There’s nothing wrong with WordPress.com—it’s cheap, relatively powerful, and has a thriving community of blogs. But the most serious WordPress users aren’t satisfied unless they can run WordPress on their own web host.
This approach, called self-hosting, gives you a world of new opportunities. For example, WordPress self-hosters can choose from a dizzying range of plug-ins to add new features to their sites. They can put a WordPress blog in the same domain as a traditional website (for example, they can have a site at www.HandMadePaintBrushes.com and a blog at www.HandMadePaintBrushes.com/news). They can slap ads on their blogs, and—most usefully of all—create sites that don’t look like blogs at all.
This chapter assumes you know, deep down in your heart, that you are a WordPress self-hoster. You aren’t willing to settle for a merely convenient WordPress.com blog when you can design exactly what you want with a self-hosted WordPress site. In the following pages, you’ll learn how to get started.
Before you dive into a self-hosted WordPress setup, you need to tick off a few requirements. The first is setting up an account with a web host. (If you’ve already done that, you can safely skip ahead to the next section, starting on Where to Put WordPress.)

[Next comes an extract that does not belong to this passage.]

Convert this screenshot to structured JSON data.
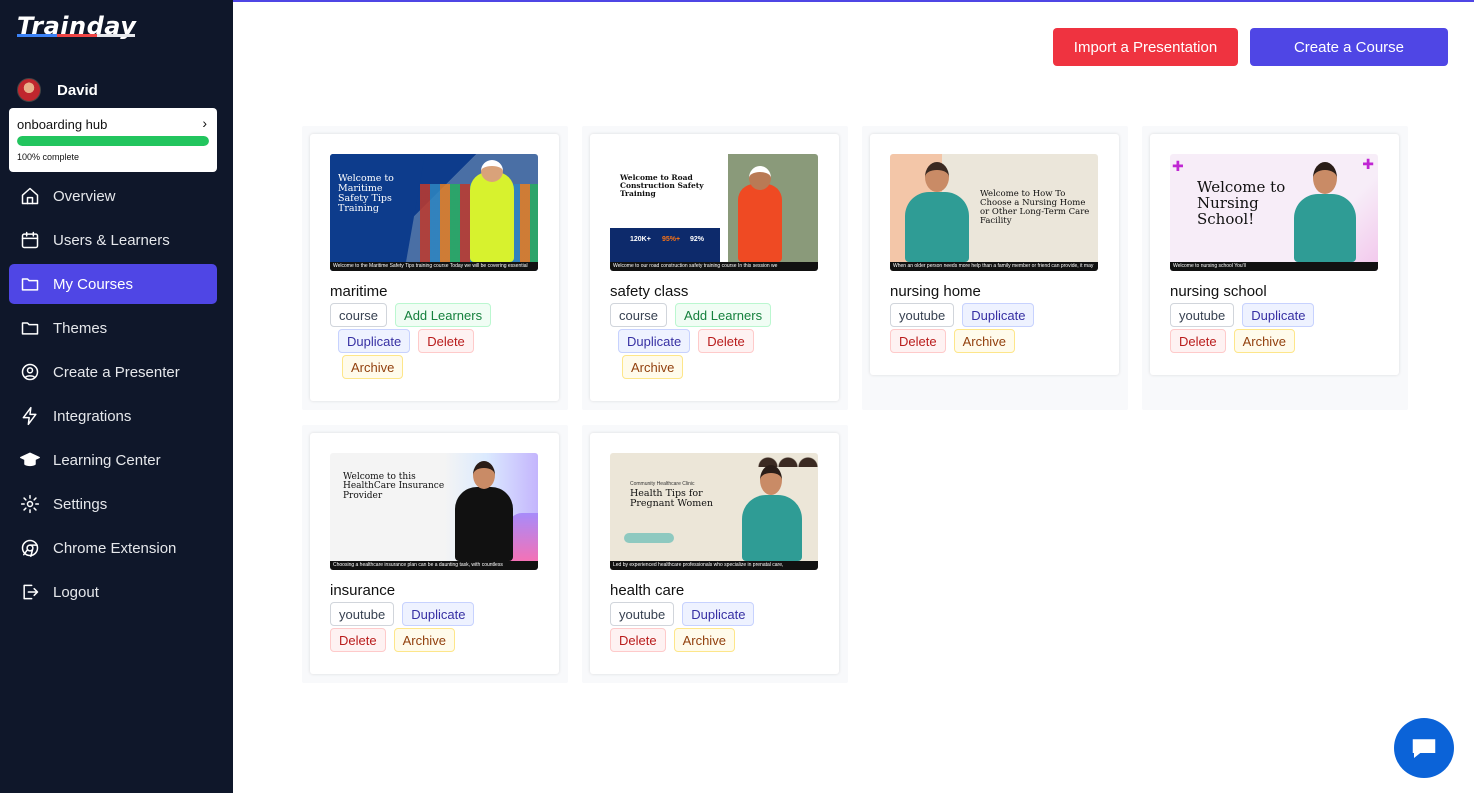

If you’re just starting out, choosing a good web host can seem daunting. Technically, your web host needs to meet two requirements to run WordPress: First, it needs ...